About this task: Without changing a single word, output each entry.

Data extracts below:

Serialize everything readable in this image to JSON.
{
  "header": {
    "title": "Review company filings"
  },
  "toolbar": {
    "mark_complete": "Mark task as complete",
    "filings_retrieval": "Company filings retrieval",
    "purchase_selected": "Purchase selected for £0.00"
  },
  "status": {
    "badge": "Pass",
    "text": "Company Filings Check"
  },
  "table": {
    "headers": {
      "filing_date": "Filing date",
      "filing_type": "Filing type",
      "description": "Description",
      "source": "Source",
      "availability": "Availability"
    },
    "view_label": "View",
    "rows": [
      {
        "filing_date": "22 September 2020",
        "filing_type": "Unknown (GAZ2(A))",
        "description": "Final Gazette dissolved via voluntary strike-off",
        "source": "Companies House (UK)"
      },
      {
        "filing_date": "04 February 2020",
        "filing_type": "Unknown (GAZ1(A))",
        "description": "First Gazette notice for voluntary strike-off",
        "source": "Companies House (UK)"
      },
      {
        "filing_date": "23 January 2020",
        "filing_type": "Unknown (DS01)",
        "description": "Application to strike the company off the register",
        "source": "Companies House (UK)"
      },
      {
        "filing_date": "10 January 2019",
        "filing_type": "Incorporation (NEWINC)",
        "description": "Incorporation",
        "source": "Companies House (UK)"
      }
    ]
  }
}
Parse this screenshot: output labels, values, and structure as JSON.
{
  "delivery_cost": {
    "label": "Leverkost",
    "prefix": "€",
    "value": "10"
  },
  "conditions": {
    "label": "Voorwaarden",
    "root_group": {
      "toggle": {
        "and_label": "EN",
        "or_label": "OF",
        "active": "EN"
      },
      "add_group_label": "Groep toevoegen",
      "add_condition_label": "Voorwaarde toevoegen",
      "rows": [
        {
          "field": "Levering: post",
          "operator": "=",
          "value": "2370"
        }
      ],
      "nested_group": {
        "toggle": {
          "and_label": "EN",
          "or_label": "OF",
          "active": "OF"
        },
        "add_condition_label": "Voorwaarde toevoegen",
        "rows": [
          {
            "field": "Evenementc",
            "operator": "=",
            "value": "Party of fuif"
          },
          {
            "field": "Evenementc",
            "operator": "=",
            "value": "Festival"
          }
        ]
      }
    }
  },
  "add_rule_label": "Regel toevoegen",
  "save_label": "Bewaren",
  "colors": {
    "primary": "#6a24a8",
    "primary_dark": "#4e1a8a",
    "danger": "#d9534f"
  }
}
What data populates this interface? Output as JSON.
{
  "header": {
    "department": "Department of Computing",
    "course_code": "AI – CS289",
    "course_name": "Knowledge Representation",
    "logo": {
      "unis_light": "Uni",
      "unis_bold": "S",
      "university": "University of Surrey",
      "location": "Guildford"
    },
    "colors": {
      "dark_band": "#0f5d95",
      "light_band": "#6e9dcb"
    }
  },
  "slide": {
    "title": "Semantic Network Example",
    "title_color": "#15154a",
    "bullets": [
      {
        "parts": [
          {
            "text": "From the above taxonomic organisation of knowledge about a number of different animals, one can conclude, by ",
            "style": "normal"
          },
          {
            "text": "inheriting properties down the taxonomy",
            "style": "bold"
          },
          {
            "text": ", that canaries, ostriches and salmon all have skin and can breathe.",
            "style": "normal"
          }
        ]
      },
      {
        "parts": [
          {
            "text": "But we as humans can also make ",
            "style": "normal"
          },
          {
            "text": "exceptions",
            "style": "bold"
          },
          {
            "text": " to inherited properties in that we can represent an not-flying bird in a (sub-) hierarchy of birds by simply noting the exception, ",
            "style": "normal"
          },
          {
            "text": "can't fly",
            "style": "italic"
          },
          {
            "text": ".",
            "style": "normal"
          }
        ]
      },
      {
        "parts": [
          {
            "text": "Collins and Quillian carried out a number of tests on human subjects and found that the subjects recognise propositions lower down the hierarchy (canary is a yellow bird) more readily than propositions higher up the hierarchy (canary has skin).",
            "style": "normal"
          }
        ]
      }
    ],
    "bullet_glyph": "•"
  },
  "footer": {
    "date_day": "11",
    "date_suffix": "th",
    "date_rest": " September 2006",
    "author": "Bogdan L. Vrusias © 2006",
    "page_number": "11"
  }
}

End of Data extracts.

Task output:
Serialize everything readable in this image to JSON.
{
  "header": {
    "title": "Review company filings"
  },
  "toolbar": {
    "mark_complete": "Mark task as complete",
    "filings_retrieval": "Company filings retrieval",
    "purchase_selected": "Purchase selected for £0.00"
  },
  "status": {
    "badge": "Pass",
    "text": "Company Filings Check"
  },
  "table": {
    "headers": {
      "filing_date": "Filing date",
      "filing_type": "Filing type",
      "description": "Description",
      "source": "Source",
      "availability": "Availability"
    },
    "view_label": "View",
    "rows": [
      {
        "filing_date": "22 September 2020",
        "filing_type": "Unknown (GAZ2(A))",
        "description": "Final Gazette dissolved via voluntary strike-off",
        "source": "Companies House (UK)"
      },
      {
        "filing_date": "04 February 2020",
        "filing_type": "Unknown (GAZ1(A))",
        "description": "First Gazette notice for voluntary strike-off",
        "source": "Companies House (UK)"
      },
      {
        "filing_date": "23 January 2020",
        "filing_type": "Unknown (DS01)",
        "description": "Application to strike the company off the register",
        "source": "Companies House (UK)"
      },
      {
        "filing_date": "10 January 2019",
        "filing_type": "Incorporation (NEWINC)",
        "description": "Incorporation",
        "source": "Companies House (UK)"
      }
    ]
  }
}
Parse this screenshot: output labels, values, and structure as JSON.
{
  "delivery_cost": {
    "label": "Leverkost",
    "prefix": "€",
    "value": "10"
  },
  "conditions": {
    "label": "Voorwaarden",
    "root_group": {
      "toggle": {
        "and_label": "EN",
        "or_label": "OF",
        "active": "EN"
      },
      "add_group_label": "Groep toevoegen",
      "add_condition_label": "Voorwaarde toevoegen",
      "rows": [
        {
          "field": "Levering: post",
          "operator": "=",
          "value": "2370"
        }
      ],
      "nested_group": {
        "toggle": {
          "and_label": "EN",
          "or_label": "OF",
          "active": "OF"
        },
        "add_condition_label": "Voorwaarde toevoegen",
        "rows": [
          {
            "field": "Evenementc",
            "operator": "=",
            "value": "Party of fuif"
          },
          {
            "field": "Evenementc",
            "operator": "=",
            "value": "Festival"
          }
        ]
      }
    }
  },
  "add_rule_label": "Regel toevoegen",
  "save_label": "Bewaren",
  "colors": {
    "primary": "#6a24a8",
    "primary_dark": "#4e1a8a",
    "danger": "#d9534f"
  }
}
What data populates this interface? Output as JSON.
{
  "header": {
    "department": "Department of Computing",
    "course_code": "AI – CS289",
    "course_name": "Knowledge Representation",
    "logo": {
      "unis_light": "Uni",
      "unis_bold": "S",
      "university": "University of Surrey",
      "location": "Guildford"
    },
    "colors": {
      "dark_band": "#0f5d95",
      "light_band": "#6e9dcb"
    }
  },
  "slide": {
    "title": "Semantic Network Example",
    "title_color": "#15154a",
    "bullets": [
      {
        "parts": [
          {
            "text": "From the above taxonomic organisation of knowledge about a number of different animals, one can conclude, by ",
            "style": "normal"
          },
          {
            "text": "inheriting properties down the taxonomy",
            "style": "bold"
          },
          {
            "text": ", that canaries, ostriches and salmon all have skin and can breathe.",
            "style": "normal"
          }
        ]
      },
      {
        "parts": [
          {
            "text": "But we as humans can also make ",
            "style": "normal"
          },
          {
            "text": "exceptions",
            "style": "bold"
          },
          {
            "text": " to inherited properties in that we can represent an not-flying bird in a (sub-) hierarchy of birds by simply noting the exception, ",
            "style": "normal"
          },
          {
            "text": "can't fly",
            "style": "italic"
          },
          {
            "text": ".",
            "style": "normal"
          }
        ]
      },
      {
        "parts": [
          {
            "text": "Collins and Quillian carried out a number of tests on human subjects and found that the subjects recognise propositions lower down the hierarchy (canary is a yellow bird) more readily than propositions higher up the hierarchy (canary has skin).",
            "style": "normal"
          }
        ]
      }
    ],
    "bullet_glyph": "•"
  },
  "footer": {
    "date_day": "11",
    "date_suffix": "th",
    "date_rest": " September 2006",
    "author": "Bogdan L. Vrusias © 2006",
    "page_number": "11"
  }
}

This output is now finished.